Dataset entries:
-----
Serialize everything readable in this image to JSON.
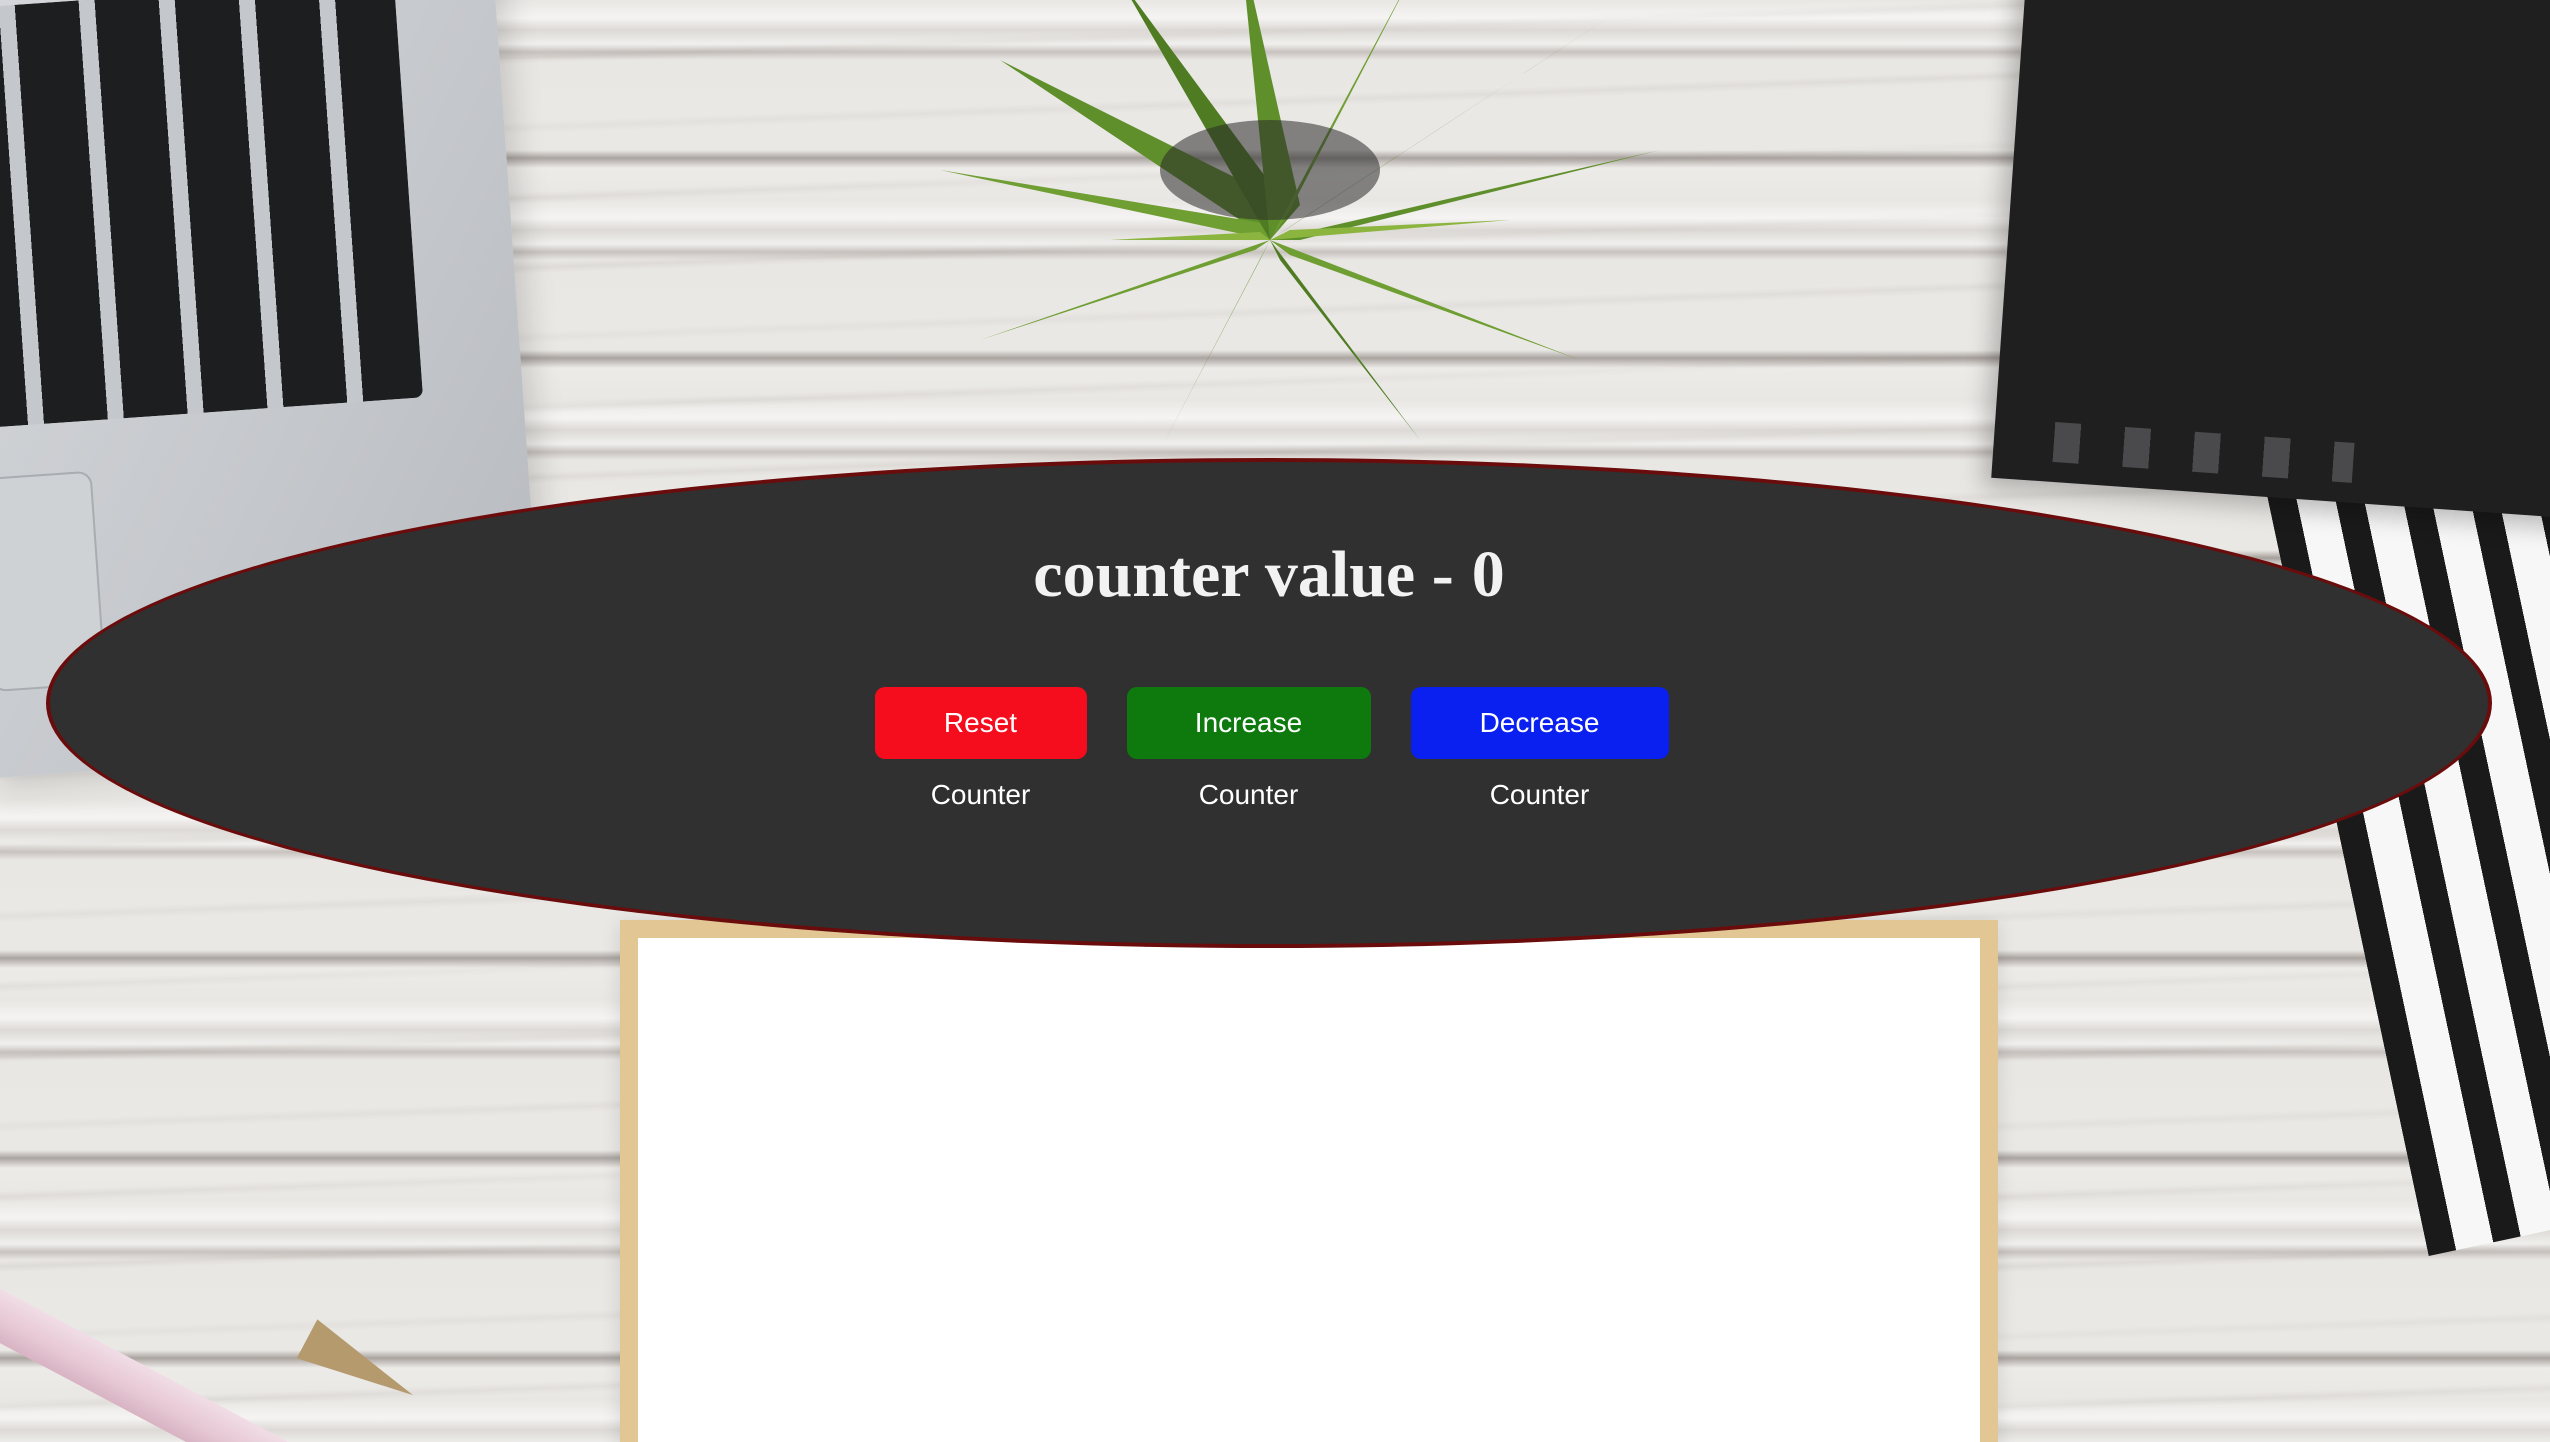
{
  "counter": {
    "label": "counter value -",
    "value": "0"
  },
  "buttons": {
    "reset": "Reset Counter",
    "increase": "Increase Counter",
    "decrease": "Decrease Counter"
  },
  "colors": {
    "card_background": "#303030",
    "card_border": "#6a0c0c",
    "reset_button": "#f50c1d",
    "increase_button": "#0e7a0e",
    "decrease_button": "#0a20f0"
  }
}
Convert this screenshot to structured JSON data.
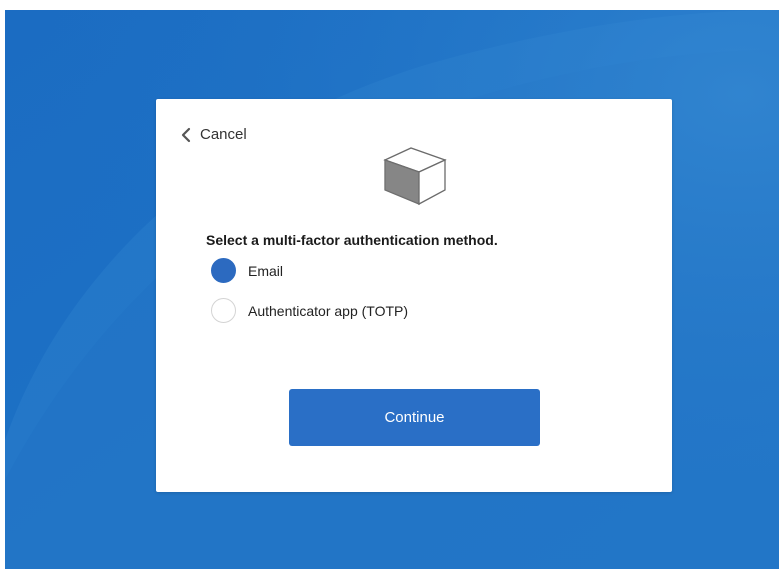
{
  "navigation": {
    "cancel_label": "Cancel"
  },
  "mfa": {
    "heading": "Select a multi-factor authentication method.",
    "options": [
      {
        "label": "Email",
        "selected": true
      },
      {
        "label": "Authenticator app (TOTP)",
        "selected": false
      }
    ]
  },
  "actions": {
    "continue_label": "Continue"
  },
  "colors": {
    "background": "#1f72c4",
    "accent": "#2a6fc6",
    "card": "#ffffff"
  },
  "icons": {
    "back": "chevron-left-icon",
    "logo": "cube-logo"
  }
}
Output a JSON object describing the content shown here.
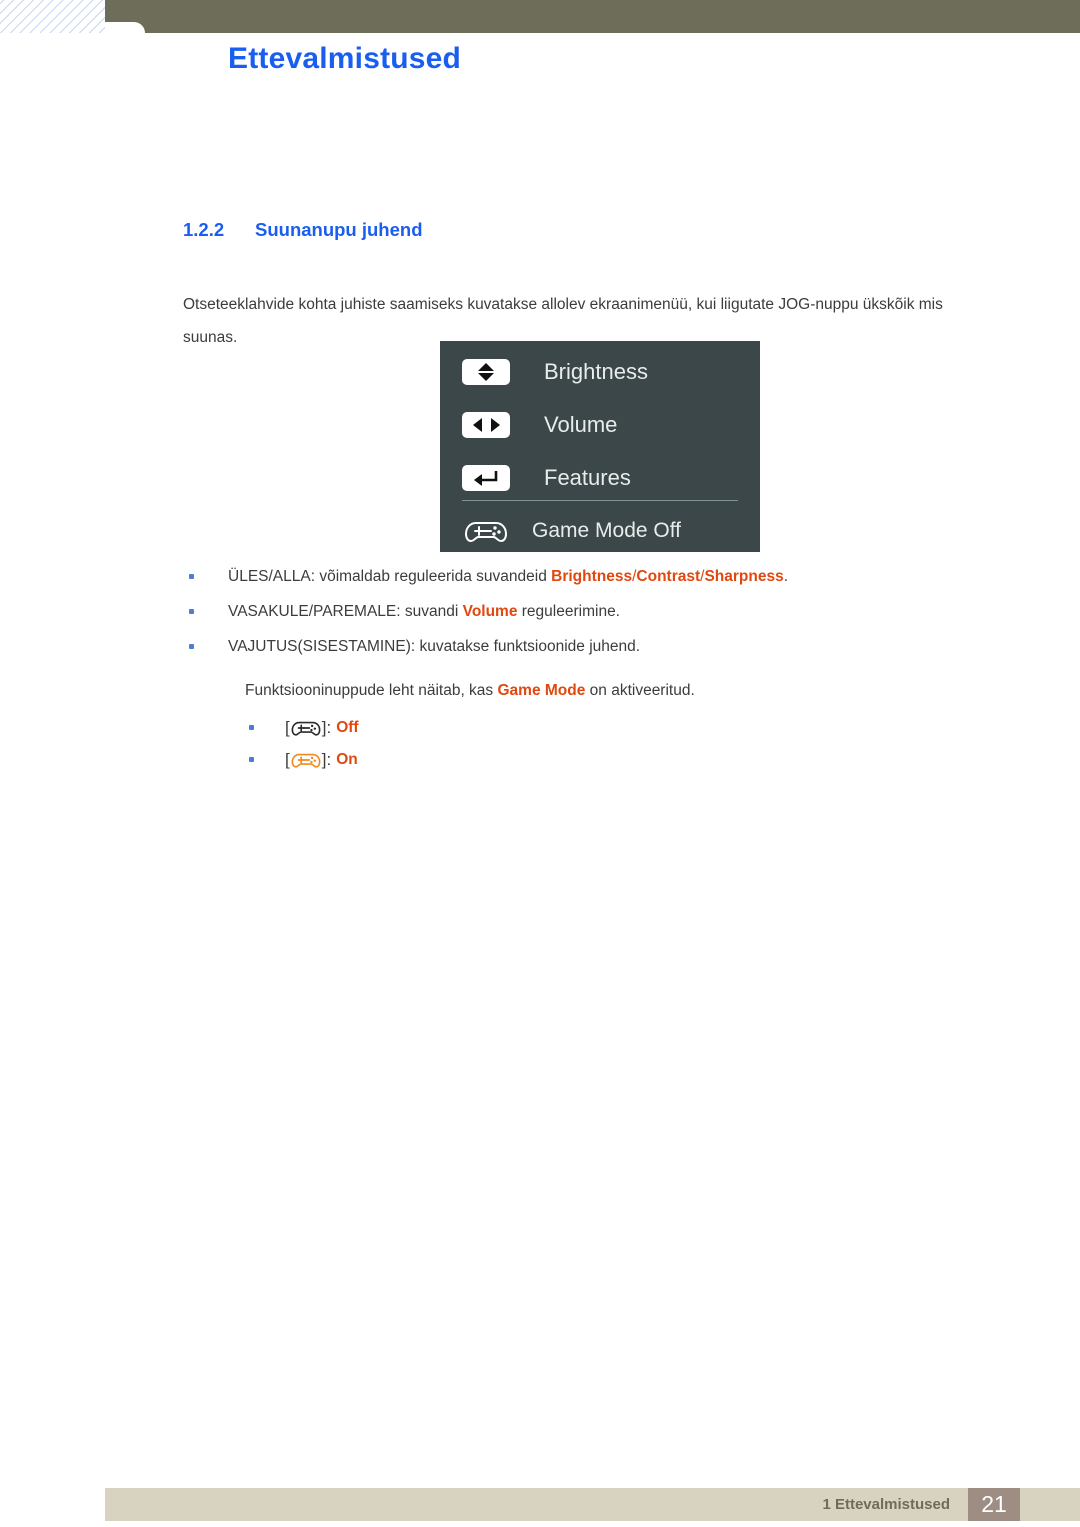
{
  "header": {
    "title": "Ettevalmistused"
  },
  "section": {
    "number": "1.2.2",
    "title": "Suunanupu juhend"
  },
  "intro": "Otseteeklahvide kohta juhiste saamiseks kuvatakse allolev ekraanimenüü, kui liigutate JOG-nuppu ükskõik mis suunas.",
  "osd": {
    "rows": [
      {
        "icon": "up-down-arrow-key-icon",
        "label": "Brightness"
      },
      {
        "icon": "left-right-arrow-key-icon",
        "label": "Volume"
      },
      {
        "icon": "enter-key-icon",
        "label": "Features"
      },
      {
        "icon": "gamepad-icon",
        "label": "Game Mode Off"
      }
    ]
  },
  "bullets": [
    {
      "prefix": "ÜLES/ALLA: võimaldab reguleerida suvandeid ",
      "terms": [
        "Brightness",
        "Contrast",
        "Sharpness"
      ],
      "suffix": "."
    },
    {
      "prefix": "VASAKULE/PAREMALE: suvandi ",
      "terms": [
        "Volume"
      ],
      "suffix": " reguleerimine."
    },
    {
      "prefix": "VAJUTUS(SISESTAMINE): kuvatakse funktsioonide juhend.",
      "terms": [],
      "suffix": ""
    }
  ],
  "subtext": {
    "before": "Funktsiooninuppude leht näitab, kas ",
    "term": "Game Mode",
    "after": " on aktiveeritud."
  },
  "sub_bullets": [
    {
      "icon": "gamepad-icon-off",
      "open": "[",
      "close": "]:",
      "state": "Off",
      "color": "#2b2b2b"
    },
    {
      "icon": "gamepad-icon-on",
      "open": "[",
      "close": "]:",
      "state": "On",
      "color": "#f08a1e"
    }
  ],
  "footer": {
    "label": "1 Ettevalmistused",
    "page": "21"
  },
  "colors": {
    "accent_blue": "#1a5ef0",
    "highlight_orange": "#e1480f",
    "header_olive": "#6d6d59",
    "osd_background": "#3b4749",
    "footer_beige": "#d8d3c0",
    "page_box": "#9e8d82"
  }
}
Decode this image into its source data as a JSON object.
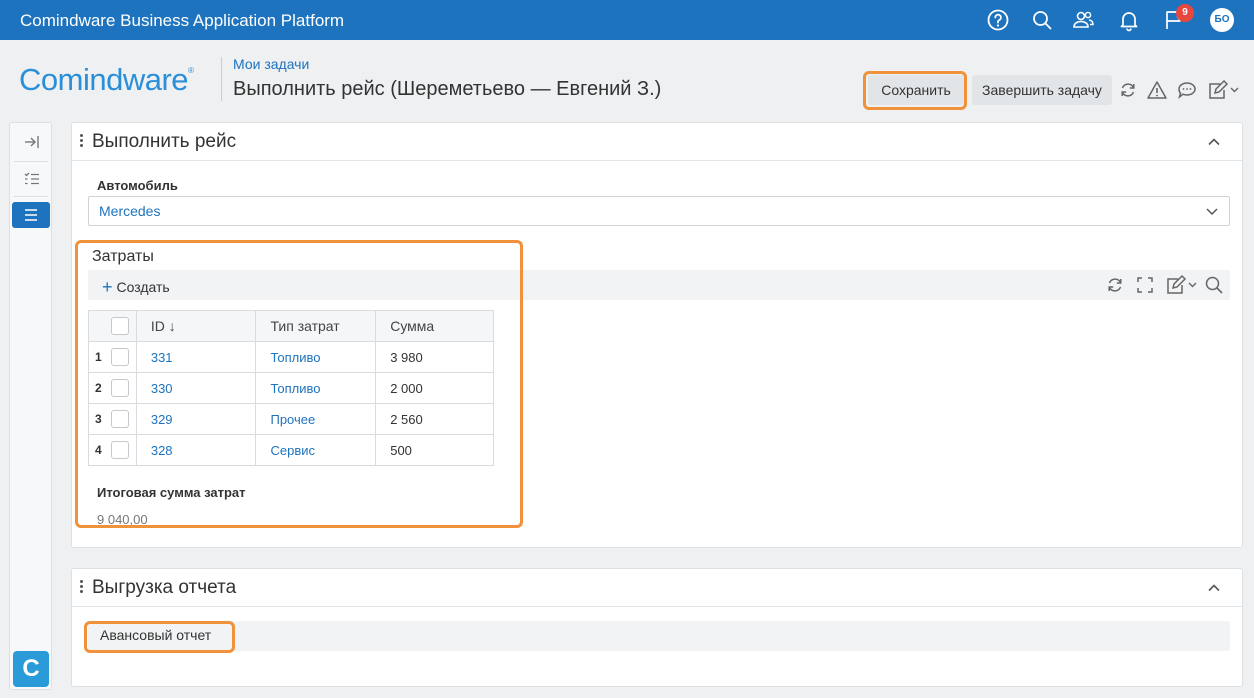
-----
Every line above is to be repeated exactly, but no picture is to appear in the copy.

> RESULT OF THIS TASK
Serialize everything readable in this image to JSON.
{
  "counter": {
    "label": "counter value -",
    "value": "0"
  },
  "buttons": {
    "reset": "Reset Counter",
    "increase": "Increase Counter",
    "decrease": "Decrease Counter"
  },
  "colors": {
    "card_background": "#303030",
    "card_border": "#6a0c0c",
    "reset_button": "#f50c1d",
    "increase_button": "#0e7a0e",
    "decrease_button": "#0a20f0"
  }
}
Convert this screenshot to structured JSON data.
{
  "navigation": {
    "cancel_label": "Cancel"
  },
  "mfa": {
    "heading": "Select a multi-factor authentication method.",
    "options": [
      {
        "label": "Email",
        "selected": true
      },
      {
        "label": "Authenticator app (TOTP)",
        "selected": false
      }
    ]
  },
  "actions": {
    "continue_label": "Continue"
  },
  "colors": {
    "background": "#1f72c4",
    "accent": "#2a6fc6",
    "card": "#ffffff"
  },
  "icons": {
    "back": "chevron-left-icon",
    "logo": "cube-logo"
  }
}
Output a JSON object describing the content shown here.
{
  "header": {
    "title": "Ettevalmistused"
  },
  "section": {
    "number": "1.2.2",
    "title": "Suunanupu juhend"
  },
  "intro": "Otseteeklahvide kohta juhiste saamiseks kuvatakse allolev ekraanimenüü, kui liigutate JOG-nuppu ükskõik mis suunas.",
  "osd": {
    "rows": [
      {
        "icon": "up-down-arrow-key-icon",
        "label": "Brightness"
      },
      {
        "icon": "left-right-arrow-key-icon",
        "label": "Volume"
      },
      {
        "icon": "enter-key-icon",
        "label": "Features"
      },
      {
        "icon": "gamepad-icon",
        "label": "Game Mode Off"
      }
    ]
  },
  "bullets": [
    {
      "prefix": "ÜLES/ALLA: võimaldab reguleerida suvandeid ",
      "terms": [
        "Brightness",
        "Contrast",
        "Sharpness"
      ],
      "suffix": "."
    },
    {
      "prefix": "VASAKULE/PAREMALE: suvandi ",
      "terms": [
        "Volume"
      ],
      "suffix": " reguleerimine."
    },
    {
      "prefix": "VAJUTUS(SISESTAMINE): kuvatakse funktsioonide juhend.",
      "terms": [],
      "suffix": ""
    }
  ],
  "subtext": {
    "before": "Funktsiooninuppude leht näitab, kas ",
    "term": "Game Mode",
    "after": " on aktiveeritud."
  },
  "sub_bullets": [
    {
      "icon": "gamepad-icon-off",
      "open": "[",
      "close": "]:",
      "state": "Off",
      "color": "#2b2b2b"
    },
    {
      "icon": "gamepad-icon-on",
      "open": "[",
      "close": "]:",
      "state": "On",
      "color": "#f08a1e"
    }
  ],
  "footer": {
    "label": "1 Ettevalmistused",
    "page": "21"
  },
  "colors": {
    "accent_blue": "#1a5ef0",
    "highlight_orange": "#e1480f",
    "header_olive": "#6d6d59",
    "osd_background": "#3b4749",
    "footer_beige": "#d8d3c0",
    "page_box": "#9e8d82"
  }
}
Decode this image into its source data as a JSON object.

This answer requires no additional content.